**** Material shown ****
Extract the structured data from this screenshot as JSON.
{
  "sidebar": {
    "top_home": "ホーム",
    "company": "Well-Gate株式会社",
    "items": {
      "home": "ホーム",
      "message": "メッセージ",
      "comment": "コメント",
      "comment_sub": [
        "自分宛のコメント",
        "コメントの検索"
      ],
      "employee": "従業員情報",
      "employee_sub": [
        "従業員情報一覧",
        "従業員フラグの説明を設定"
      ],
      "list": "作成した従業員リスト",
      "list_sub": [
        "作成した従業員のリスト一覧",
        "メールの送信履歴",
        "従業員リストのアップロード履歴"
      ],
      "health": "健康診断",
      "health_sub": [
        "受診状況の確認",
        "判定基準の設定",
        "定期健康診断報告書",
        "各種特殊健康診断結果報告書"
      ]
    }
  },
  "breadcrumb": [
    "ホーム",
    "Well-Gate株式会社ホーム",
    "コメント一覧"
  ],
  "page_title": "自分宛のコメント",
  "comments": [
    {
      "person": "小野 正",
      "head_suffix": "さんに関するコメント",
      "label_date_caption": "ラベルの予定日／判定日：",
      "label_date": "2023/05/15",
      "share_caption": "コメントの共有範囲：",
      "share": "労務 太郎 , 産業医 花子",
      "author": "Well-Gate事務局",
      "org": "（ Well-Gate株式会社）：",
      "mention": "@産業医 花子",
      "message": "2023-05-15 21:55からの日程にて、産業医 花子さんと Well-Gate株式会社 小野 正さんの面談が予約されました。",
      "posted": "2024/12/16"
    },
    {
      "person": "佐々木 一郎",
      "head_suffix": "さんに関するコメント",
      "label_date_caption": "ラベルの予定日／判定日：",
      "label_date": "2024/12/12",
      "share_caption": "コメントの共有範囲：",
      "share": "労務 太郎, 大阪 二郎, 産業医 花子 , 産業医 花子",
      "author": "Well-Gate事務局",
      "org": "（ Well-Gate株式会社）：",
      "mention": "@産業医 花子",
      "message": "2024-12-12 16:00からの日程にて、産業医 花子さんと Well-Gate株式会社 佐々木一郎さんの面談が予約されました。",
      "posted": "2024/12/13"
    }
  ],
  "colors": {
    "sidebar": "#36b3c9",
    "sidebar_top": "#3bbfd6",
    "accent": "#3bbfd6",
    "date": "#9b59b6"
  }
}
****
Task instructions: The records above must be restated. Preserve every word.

Answer section:
Extract the structured data from this screenshot as JSON.
{
  "sidebar": {
    "top_home": "ホーム",
    "company": "Well-Gate株式会社",
    "items": {
      "home": "ホーム",
      "message": "メッセージ",
      "comment": "コメント",
      "comment_sub": [
        "自分宛のコメント",
        "コメントの検索"
      ],
      "employee": "従業員情報",
      "employee_sub": [
        "従業員情報一覧",
        "従業員フラグの説明を設定"
      ],
      "list": "作成した従業員リスト",
      "list_sub": [
        "作成した従業員のリスト一覧",
        "メールの送信履歴",
        "従業員リストのアップロード履歴"
      ],
      "health": "健康診断",
      "health_sub": [
        "受診状況の確認",
        "判定基準の設定",
        "定期健康診断報告書",
        "各種特殊健康診断結果報告書"
      ]
    }
  },
  "breadcrumb": [
    "ホーム",
    "Well-Gate株式会社ホーム",
    "コメント一覧"
  ],
  "page_title": "自分宛のコメント",
  "comments": [
    {
      "person": "小野 正",
      "head_suffix": "さんに関するコメント",
      "label_date_caption": "ラベルの予定日／判定日：",
      "label_date": "2023/05/15",
      "share_caption": "コメントの共有範囲：",
      "share": "労務 太郎 , 産業医 花子",
      "author": "Well-Gate事務局",
      "org": "（ Well-Gate株式会社）：",
      "mention": "@産業医 花子",
      "message": "2023-05-15 21:55からの日程にて、産業医 花子さんと Well-Gate株式会社 小野 正さんの面談が予約されました。",
      "posted": "2024/12/16"
    },
    {
      "person": "佐々木 一郎",
      "head_suffix": "さんに関するコメント",
      "label_date_caption": "ラベルの予定日／判定日：",
      "label_date": "2024/12/12",
      "share_caption": "コメントの共有範囲：",
      "share": "労務 太郎, 大阪 二郎, 産業医 花子 , 産業医 花子",
      "author": "Well-Gate事務局",
      "org": "（ Well-Gate株式会社）：",
      "mention": "@産業医 花子",
      "message": "2024-12-12 16:00からの日程にて、産業医 花子さんと Well-Gate株式会社 佐々木一郎さんの面談が予約されました。",
      "posted": "2024/12/13"
    }
  ],
  "colors": {
    "sidebar": "#36b3c9",
    "sidebar_top": "#3bbfd6",
    "accent": "#3bbfd6",
    "date": "#9b59b6"
  }
}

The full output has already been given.